In my last post I bade farewell to the bark Peking, which had been a feature of the South Street Seaport Museum for over forty years, and which is to be returned to her original home port, Hamburg, Germany, to serve as the centerpiece of a maritime museum there. For the first time in decades lower Manhattan's East River waterfront was devoid of any tall ship. This wasn't to last long, though. On the morning of Saturday, September 24 I saw Wavertree being towed across the harbor (photo above) to her berth at South Street, which she had left some time before to undergo extensive renovation and restoration work at a shipyard on Staten Island.

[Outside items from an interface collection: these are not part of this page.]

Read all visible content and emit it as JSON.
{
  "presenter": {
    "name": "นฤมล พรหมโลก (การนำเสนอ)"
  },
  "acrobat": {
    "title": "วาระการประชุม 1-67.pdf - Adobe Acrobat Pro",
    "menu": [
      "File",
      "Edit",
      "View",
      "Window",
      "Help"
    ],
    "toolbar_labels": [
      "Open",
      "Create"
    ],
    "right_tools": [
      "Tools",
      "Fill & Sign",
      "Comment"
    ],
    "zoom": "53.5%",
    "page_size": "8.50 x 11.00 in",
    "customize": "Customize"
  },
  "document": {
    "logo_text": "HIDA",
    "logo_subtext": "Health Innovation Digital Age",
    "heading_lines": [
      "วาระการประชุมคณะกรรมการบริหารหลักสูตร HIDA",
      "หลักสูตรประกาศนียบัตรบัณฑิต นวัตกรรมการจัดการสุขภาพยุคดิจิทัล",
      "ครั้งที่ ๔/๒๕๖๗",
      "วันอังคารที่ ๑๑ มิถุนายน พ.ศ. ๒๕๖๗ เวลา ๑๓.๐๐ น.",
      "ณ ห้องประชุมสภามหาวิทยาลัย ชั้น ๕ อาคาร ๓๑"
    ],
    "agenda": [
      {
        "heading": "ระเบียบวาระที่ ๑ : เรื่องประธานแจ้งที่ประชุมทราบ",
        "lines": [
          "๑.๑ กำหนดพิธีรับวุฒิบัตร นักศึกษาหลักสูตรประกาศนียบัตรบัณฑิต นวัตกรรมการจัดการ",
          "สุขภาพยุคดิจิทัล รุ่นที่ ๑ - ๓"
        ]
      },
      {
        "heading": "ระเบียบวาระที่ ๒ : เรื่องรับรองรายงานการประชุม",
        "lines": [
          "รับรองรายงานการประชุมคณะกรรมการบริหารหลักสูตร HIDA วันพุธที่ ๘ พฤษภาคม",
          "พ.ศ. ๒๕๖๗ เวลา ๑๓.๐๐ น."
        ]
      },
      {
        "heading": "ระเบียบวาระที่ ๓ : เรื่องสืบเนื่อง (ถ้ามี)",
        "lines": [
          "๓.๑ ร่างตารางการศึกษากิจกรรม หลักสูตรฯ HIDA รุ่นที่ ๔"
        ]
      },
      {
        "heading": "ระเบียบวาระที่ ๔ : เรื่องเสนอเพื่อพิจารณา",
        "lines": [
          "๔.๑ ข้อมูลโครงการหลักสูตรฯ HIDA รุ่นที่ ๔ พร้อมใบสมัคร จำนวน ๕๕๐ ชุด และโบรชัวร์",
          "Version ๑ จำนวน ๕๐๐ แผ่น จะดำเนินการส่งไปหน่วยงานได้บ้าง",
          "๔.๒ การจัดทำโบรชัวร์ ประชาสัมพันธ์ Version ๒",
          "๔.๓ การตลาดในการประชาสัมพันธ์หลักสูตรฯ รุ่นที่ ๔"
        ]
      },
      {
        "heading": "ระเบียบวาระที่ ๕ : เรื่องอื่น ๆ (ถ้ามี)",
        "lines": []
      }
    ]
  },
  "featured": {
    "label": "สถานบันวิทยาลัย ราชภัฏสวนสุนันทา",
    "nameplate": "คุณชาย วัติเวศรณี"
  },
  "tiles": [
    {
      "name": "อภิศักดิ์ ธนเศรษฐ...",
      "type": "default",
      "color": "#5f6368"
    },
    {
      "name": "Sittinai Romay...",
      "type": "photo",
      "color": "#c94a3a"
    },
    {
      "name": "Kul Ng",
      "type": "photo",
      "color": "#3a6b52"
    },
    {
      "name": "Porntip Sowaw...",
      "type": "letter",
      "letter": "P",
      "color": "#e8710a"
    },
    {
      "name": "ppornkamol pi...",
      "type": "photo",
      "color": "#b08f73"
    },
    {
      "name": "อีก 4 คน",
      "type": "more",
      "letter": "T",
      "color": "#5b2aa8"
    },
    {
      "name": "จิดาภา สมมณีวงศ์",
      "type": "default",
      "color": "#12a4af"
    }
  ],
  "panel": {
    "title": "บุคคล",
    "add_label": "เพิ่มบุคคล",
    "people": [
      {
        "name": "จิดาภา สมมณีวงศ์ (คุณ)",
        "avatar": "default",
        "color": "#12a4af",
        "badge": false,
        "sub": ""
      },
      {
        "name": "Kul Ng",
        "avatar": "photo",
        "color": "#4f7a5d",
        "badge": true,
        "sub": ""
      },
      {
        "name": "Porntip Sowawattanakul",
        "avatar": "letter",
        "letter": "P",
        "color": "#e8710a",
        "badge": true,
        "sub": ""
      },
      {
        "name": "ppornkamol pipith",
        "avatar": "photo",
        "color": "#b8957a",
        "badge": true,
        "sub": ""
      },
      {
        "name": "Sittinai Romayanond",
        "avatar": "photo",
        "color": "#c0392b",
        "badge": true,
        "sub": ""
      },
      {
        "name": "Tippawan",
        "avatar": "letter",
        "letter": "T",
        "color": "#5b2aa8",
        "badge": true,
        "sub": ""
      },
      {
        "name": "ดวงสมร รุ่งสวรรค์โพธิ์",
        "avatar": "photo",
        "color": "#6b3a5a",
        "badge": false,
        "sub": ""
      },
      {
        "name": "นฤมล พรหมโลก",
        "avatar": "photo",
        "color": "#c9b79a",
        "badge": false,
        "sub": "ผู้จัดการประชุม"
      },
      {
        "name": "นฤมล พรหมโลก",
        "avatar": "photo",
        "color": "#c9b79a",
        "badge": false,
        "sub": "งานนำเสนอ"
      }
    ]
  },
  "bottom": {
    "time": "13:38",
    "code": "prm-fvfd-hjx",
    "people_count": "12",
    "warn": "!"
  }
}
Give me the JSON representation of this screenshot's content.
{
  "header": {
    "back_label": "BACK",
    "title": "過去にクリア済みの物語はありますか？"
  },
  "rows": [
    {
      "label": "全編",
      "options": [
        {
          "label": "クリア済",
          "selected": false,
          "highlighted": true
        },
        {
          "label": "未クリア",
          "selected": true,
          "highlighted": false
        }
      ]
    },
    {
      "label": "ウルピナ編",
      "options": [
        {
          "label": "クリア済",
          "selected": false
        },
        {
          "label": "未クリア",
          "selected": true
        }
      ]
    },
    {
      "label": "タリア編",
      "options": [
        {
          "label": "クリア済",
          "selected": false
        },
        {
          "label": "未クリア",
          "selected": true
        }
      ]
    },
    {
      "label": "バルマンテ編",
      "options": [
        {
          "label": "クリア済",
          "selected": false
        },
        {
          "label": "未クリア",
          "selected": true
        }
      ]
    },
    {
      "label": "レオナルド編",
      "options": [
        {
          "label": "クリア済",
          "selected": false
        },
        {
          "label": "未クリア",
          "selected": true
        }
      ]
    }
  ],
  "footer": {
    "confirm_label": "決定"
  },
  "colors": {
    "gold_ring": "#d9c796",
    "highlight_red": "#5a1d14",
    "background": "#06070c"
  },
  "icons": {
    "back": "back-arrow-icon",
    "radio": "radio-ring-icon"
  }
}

Seven years before South Street acquired Peking, it bought Wavertree, a wrought iron hulled bark built in England in 1885 that lost her topmasts in a gale while rounding Cape Horn in 1912. She then spent many years as a floating warehouse in Punta Arenas, Chile and later as a sand barge in the harbor of Buenos Aires. When she was brought to South Street her hull was sound, but her topmasts and spars were still missing, and she required extensive work to be put into condition for public touring. The Museum made her restoration a long term project, then acquired Peking which, having served as a floating school after being retired from trading, arrived in almost turnkey condition. For over forty years Peking was the centerpiece of South Street's ship collection, while Wavertree sat forlornly at a neighboring pier, off limits to all but museum workers, and still missing her topmasts and spars.
South Street's galleries, shops, and other facilities on land suffered extensive damage from Hurricane Sandy, which in turn caused complete loss of revenue from admissions and sales for a long period of time. Although the museum was able, with government assistance, to repair the physical damage, the financial damage, partially ameliorated by private contributions, remained. Because of her size, Peking is a very expensive ship to maintain. Consequently, South Street entered into discussions concerning Peking's disposition, hoping to find a new owner that would maintain her as a public museum piece. Fortunately, the German government was able to fund her return to Hamburg, and South Street was able to fund the restoration of Wavertree.
John J. Harvey, now privately owned. For my earlier encounter with Harvey see here.
Lettie G. Howard, part of South Street's ship collection but also used as a sail training vessel by the New York Harbor School.